The ICC prosecutor said he had no evidence linking President Kibaki or Mr Odinga to the violence.
""We follow the evidence where it takes us. We are not taking into account political responsibilities ... there are political debates, but it is not my responsibility," Moreno-Ocampo said.
On Tuesday, Mr Moreno-Ocampo issued nine tough conditions that will guarantee freedom to the six.
He warned that he will seek arrest warrants from the Pre-Trial Chamber if the conditions, which range from the suspects frequently informing the ICC judges of their movements to an assurance of not interfering with the witnesses, were flouted.
But three of the six suspects immediately protested their innocence led by Mr Kenyatta.
"My record is clear and it remains very clear that I have never committed any crime," Mr Kenyatta told reporters at a press conference.
"The ICC prosecutor has done his work, we wait for the outcome of the judges," he said.
"I now find myself to be a suspect, I am ready to respond to any allegations made against me."
Mr Ruto also countered Mr Moreno-Ocampo's accusations saying he was not surprised to be named.
"The issues I have raised have now come to pass. It did not come as a surprise to me,” Mr Ruto said at a press conference at Parliament Buildings.
“All along I knew that there was a deliberate scheme, hatched and executed by people who were not interested in justice,” he said..

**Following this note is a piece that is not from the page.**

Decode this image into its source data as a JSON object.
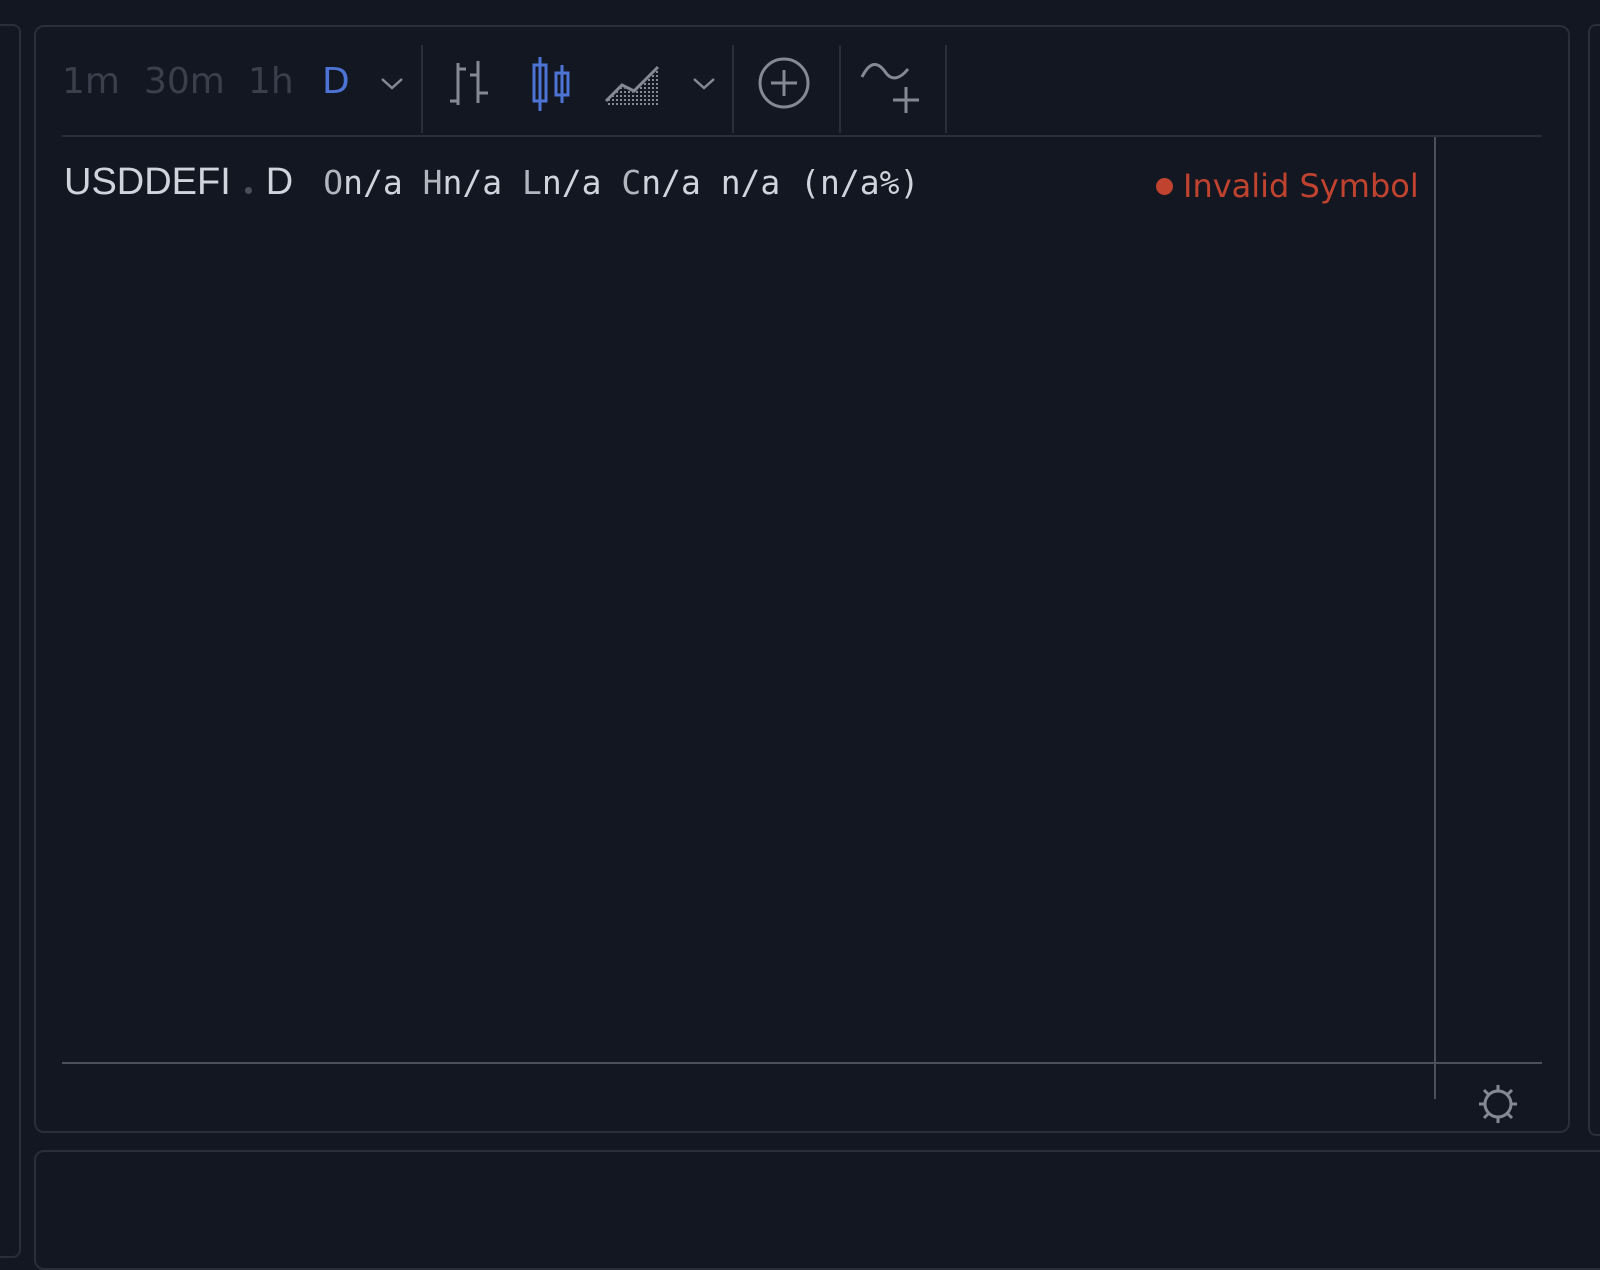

Flanked by scores of MPs, Mr Ruto said he was ready to face Mr Ocampo at the Hague.
“I am ready, willing and available to face the prosecutor with his witnesses in court as and when i am required to do so. My conscience is clear, I neither participated, organised or had anything to do with the violence.
"It is just a question of time and the truth will come out and shame the devil,” he said while declining to answer any questions from reporters.
On his part, Mr Muthaura said he had not done anything to warrant criminal prosecution.
"The suggestion that I have done anything to warrant criminal investigation is manifest nonsense. It amounts to an unwarranted slur on my reputation and is both unfair and unjustified,” Mr Muthaura told a hurriedly convened press conference at his Harambee House office.
“To issue summons for a person to appear, the pre-trial Chamber of the ICC needs to be satisfied that there are reasonable grounds to believe that the person for whom the summons is requested committed the crime alleged. No such judicial determination has been made. None,” Mr Muthaura added, flanked by government spokesman Dr Alfred Mutua, President Kibaki’s advisor on the constitution Prof Kivutha Kibwana and a Senior Secretary at the cabinet office, Sam Mwale.
“I wait to see what the judiciary of the ICC make of the Prosecutor’s application. Hopefully they will dismiss his application,” he stated.
“In the event that they do decide to issue summons, I will voluntarily attend The Hague and respect any request the judges of the ICC have for me."
The documents he gave the court included the names of the six, the crimes they are alleged to have committed and the penalty that he will be asking for.
A three-judge bench will now evaluate the two 80-page bundles of documents and decide whether he can proceed and file the charges he has identified.
Two weeks ago, Mr Moreno-Ocampo had promised to name the suspects during an address to a meeting of the Kenya National Dialogue and Reconciliation, convened by the Panel of Eminent African Personalities chaired by former UN secretary general Kofi Annan at the Crowne Plaza Hotel in Upper Hill, Nairobi.
The prosecutor said the cases had been strengthened by new evidence his team had gathered, in addition to the leads contained in the Waki Commission and Kenya National Commission on Human Rights reports.
“Since last March, when the judges issued an authorisation, my office has been investigating post electoral violence. We collected new evidence, including testimonies, videos and documents. We are not going to discuss our evidence in the media. We will do it in court,” he said.
He said the Waki Commission and the KNCHR reports were key in the investigations into the post election chaos but they only provided the background on which his team based its inquiries.
Additional reporting by Peter Leftie